■ WORK REQUEST
Reproduce the records exactly. Leave the pictures out.

■ RECORDS SUPPLIED
+ + + + + + +

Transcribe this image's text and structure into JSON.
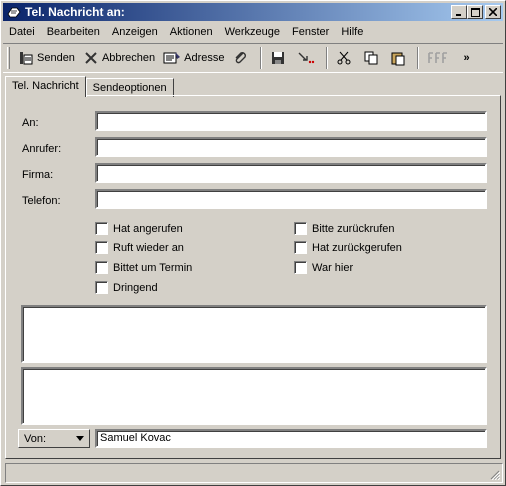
{
  "window": {
    "title": "Tel. Nachricht an:"
  },
  "menu": [
    "Datei",
    "Bearbeiten",
    "Anzeigen",
    "Aktionen",
    "Werkzeuge",
    "Fenster",
    "Hilfe"
  ],
  "toolbar": {
    "send_label": "Senden",
    "cancel_label": "Abbrechen",
    "address_label": "Adresse",
    "overflow": "»"
  },
  "tabs": [
    {
      "label": "Tel. Nachricht",
      "active": true
    },
    {
      "label": "Sendeoptionen",
      "active": false
    }
  ],
  "fields": {
    "an": {
      "label": "An:",
      "value": ""
    },
    "anrufer": {
      "label": "Anrufer:",
      "value": ""
    },
    "firma": {
      "label": "Firma:",
      "value": ""
    },
    "telefon": {
      "label": "Telefon:",
      "value": ""
    }
  },
  "checkboxes_left": [
    {
      "label": "Hat angerufen",
      "checked": false
    },
    {
      "label": "Ruft wieder an",
      "checked": false
    },
    {
      "label": "Bittet um Termin",
      "checked": false
    },
    {
      "label": "Dringend",
      "checked": false
    }
  ],
  "checkboxes_right": [
    {
      "label": "Bitte zurückrufen",
      "checked": false
    },
    {
      "label": "Hat zurückgerufen",
      "checked": false
    },
    {
      "label": "War hier",
      "checked": false
    }
  ],
  "from": {
    "button_label": "Von:",
    "value": "Samuel Kovac"
  },
  "colors": {
    "face": "#d4d0c8",
    "title_start": "#0a246a",
    "title_end": "#a6caf0"
  }
}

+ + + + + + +

■ RESPONSE TO THE TASK
Transcribe this image's text and structure into JSON.
{
  "window": {
    "title": "Tel. Nachricht an:"
  },
  "menu": [
    "Datei",
    "Bearbeiten",
    "Anzeigen",
    "Aktionen",
    "Werkzeuge",
    "Fenster",
    "Hilfe"
  ],
  "toolbar": {
    "send_label": "Senden",
    "cancel_label": "Abbrechen",
    "address_label": "Adresse",
    "overflow": "»"
  },
  "tabs": [
    {
      "label": "Tel. Nachricht",
      "active": true
    },
    {
      "label": "Sendeoptionen",
      "active": false
    }
  ],
  "fields": {
    "an": {
      "label": "An:",
      "value": ""
    },
    "anrufer": {
      "label": "Anrufer:",
      "value": ""
    },
    "firma": {
      "label": "Firma:",
      "value": ""
    },
    "telefon": {
      "label": "Telefon:",
      "value": ""
    }
  },
  "checkboxes_left": [
    {
      "label": "Hat angerufen",
      "checked": false
    },
    {
      "label": "Ruft wieder an",
      "checked": false
    },
    {
      "label": "Bittet um Termin",
      "checked": false
    },
    {
      "label": "Dringend",
      "checked": false
    }
  ],
  "checkboxes_right": [
    {
      "label": "Bitte zurückrufen",
      "checked": false
    },
    {
      "label": "Hat zurückgerufen",
      "checked": false
    },
    {
      "label": "War hier",
      "checked": false
    }
  ],
  "from": {
    "button_label": "Von:",
    "value": "Samuel Kovac"
  },
  "colors": {
    "face": "#d4d0c8",
    "title_start": "#0a246a",
    "title_end": "#a6caf0"
  }
}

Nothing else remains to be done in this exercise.